After Alice comes back to life, we understand—in part by a voice-over speaking to us and Cooper—that Alice Cooper has once again cheated death. Fog dissipates and Alice is alone save for gravestones of former rockers legends. I spy Jimi Hendrix, and one I think that reads John Lennon. Soon the band rejoins Alice and they launch into a medley of tribute to the deceased members of Alice Cooper’s rock family. It starts off with Pinball Wizard as black curtains in the back drop down to reveal “Keith Moon 1946-1978.” After that David Bowie is revealed and we’re treated to a crunchy, raucous cover of “Suffragette City.” Next is a nod to Lemmy, as the group, this time in large part led by Garric, blast out “Ace of Spades.”
The whole show ends on “School’s Out” and by then, we’re all changed by the rock that has taken place before us. In fact, during one of Strauss’s shreddings in front of the audience an overzealous caveman of a fan reached out, attempting to touch the Rock Goddess. She brushed him aside with a flourish of the guitar pick, and I think he might have burst into flames right then and there, scattered across the Moody as ash.

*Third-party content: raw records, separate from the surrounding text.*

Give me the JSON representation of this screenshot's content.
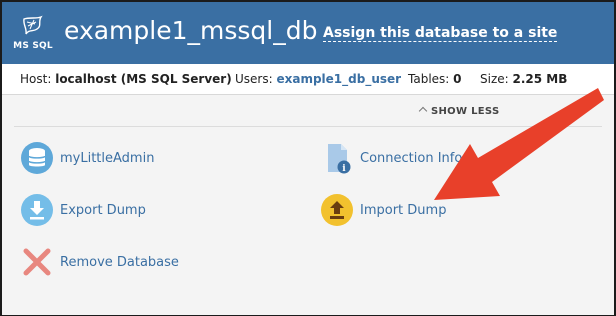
{
  "header": {
    "badge": "MS SQL",
    "title": "example1_mssql_db",
    "assign_link": "Assign this database to a site"
  },
  "info": {
    "host_label": "Host:",
    "host_value": "localhost (MS SQL Server)",
    "users_label": "Users:",
    "users_value": "example1_db_user",
    "tables_label": "Tables:",
    "tables_value": "0",
    "size_label": "Size:",
    "size_value": "2.25 MB"
  },
  "tools": {
    "show_less": "SHOW LESS",
    "actions": [
      {
        "label": "myLittleAdmin",
        "icon": "database-icon"
      },
      {
        "label": "Connection Info",
        "icon": "document-info-icon"
      },
      {
        "label": "Export Dump",
        "icon": "download-icon"
      },
      {
        "label": "Import Dump",
        "icon": "upload-icon"
      },
      {
        "label": "Remove Database",
        "icon": "remove-x-icon"
      }
    ]
  },
  "colors": {
    "header_bg": "#3a6fa3",
    "link": "#3a6fa3",
    "arrow": "#e8402a",
    "import_icon": "#f2c12e",
    "export_icon": "#74bde8",
    "remove_icon": "#e8877f"
  }
}
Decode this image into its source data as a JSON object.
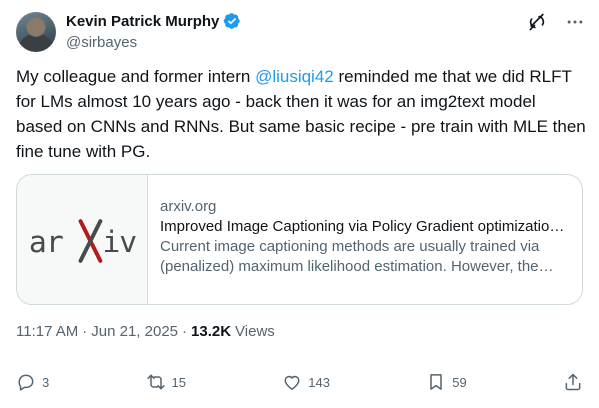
{
  "author": {
    "display_name": "Kevin Patrick Murphy",
    "handle": "@sirbayes"
  },
  "tweet": {
    "text_before": "My colleague and former intern ",
    "mention": "@liusiqi42",
    "text_after": " reminded me that we did RLFT for LMs almost 10 years ago - back then it was for an img2text model based on CNNs and RNNs. But same basic recipe - pre train with MLE then fine tune with PG."
  },
  "card": {
    "logo_text": "arXiv",
    "domain": "arxiv.org",
    "title": "Improved Image Captioning via Policy Gradient optimization of SPIDEr",
    "description": "Current image captioning methods are usually trained via (penalized) maximum likelihood estimation. However, the progress made in captioning"
  },
  "meta": {
    "time": "11:17 AM",
    "separator": "·",
    "date": "Jun 21, 2025",
    "views_count": "13.2K",
    "views_label": "Views"
  },
  "actions": {
    "replies": "3",
    "reposts": "15",
    "likes": "143",
    "bookmarks": "59"
  },
  "colors": {
    "accent": "#1d9bf0",
    "secondary_text": "#536471",
    "border": "#cfd9de",
    "arxiv_red": "#b31b1b"
  },
  "icons": {
    "verified": "verified-badge-icon",
    "grok": "grok-icon",
    "more": "more-icon",
    "reply": "reply-icon",
    "repost": "repost-icon",
    "like": "heart-icon",
    "bookmark": "bookmark-icon",
    "share": "share-icon"
  }
}
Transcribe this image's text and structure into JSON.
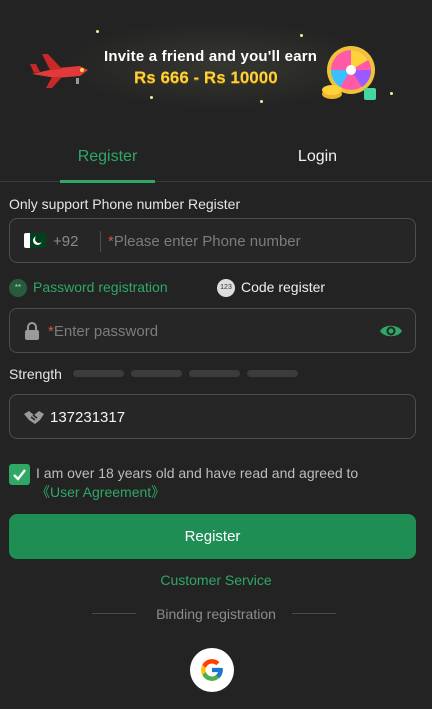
{
  "banner": {
    "line1": "Invite a friend and you'll earn",
    "line2": "Rs 666 - Rs 10000"
  },
  "tabs": [
    {
      "label": "Register",
      "active": true
    },
    {
      "label": "Login",
      "active": false
    }
  ],
  "notice": "Only support Phone number Register",
  "phone": {
    "country_code": "+92",
    "required_mark": "*",
    "placeholder": "Please enter Phone number",
    "flag_icon": "pakistan-flag-icon"
  },
  "modes": {
    "password_label": "Password registration",
    "password_icon_text": "**",
    "code_label": "Code register",
    "code_icon_text": "123"
  },
  "password": {
    "required_mark": "*",
    "placeholder": "Enter password"
  },
  "strength": {
    "label": "Strength",
    "segments": 4,
    "filled": 0
  },
  "invite_code": {
    "value": "137231317",
    "icon": "handshake-icon"
  },
  "agreement": {
    "checked": true,
    "text": "I am over 18 years old and have read and agreed to",
    "link": "《User Agreement》"
  },
  "register_button": "Register",
  "customer_service": "Customer Service",
  "binding_label": "Binding registration",
  "colors": {
    "accent": "#2fa866",
    "button": "#1f8e54",
    "background": "#232323"
  }
}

Alice’s voice seems un-phased by the years. He growls, yelps, and roars with a quality that some young rock-emo singers would sell their soul for. His guitar players were frequently at mics as well, helping to blast us with a wall of vocals and rock harmonies. Of course there’s an encore, and what song could Alice Cooper possibly top his most famous one with other than his new single “Elected.” Carrying echoes of the Ramones, this punk-metal number is decidedly classic Cooper. He moans about the state of the world and then shrugs with a sneer “I don’t care!” Then singing, yelling “I wanna be ELECTED!” Zombie caricatures of Hillary and Trump appear on stage during the song, beating each other to a pulp before the Tangerine Tyrant carries Clinton off, leaving only Alice and his cast of musical cretins. The number ends, appropriately enough, with fireworks.
As the band gets together for a final goodbye, throwing picks into the audience for those who weren’t lucky enough to snag one of Alice’s canes, the rest of the cast and crew come on stage as well. For this kind of spectacle of a show Alice Cooper knows it takes a team to pull off the dream, ah, err… nightmare. All parts of the show are recognized and celebrated. We’re clearly grateful for these masters of metal and they genuinely seem grateful towards us, the fans. Despite the pageantry of horror we have all just witnessed, there is a sincerity here that a lot of rock performances fail to reach. After experiencing an evening like that, I found myself thinking one thing walking to my car in the humid, drunken Austin night. It was an inane, cryptic thought, but it sounded right bumping around in my skull. It went something like this: Alice Cooper For President 2016.
Review by: Shane Gannaway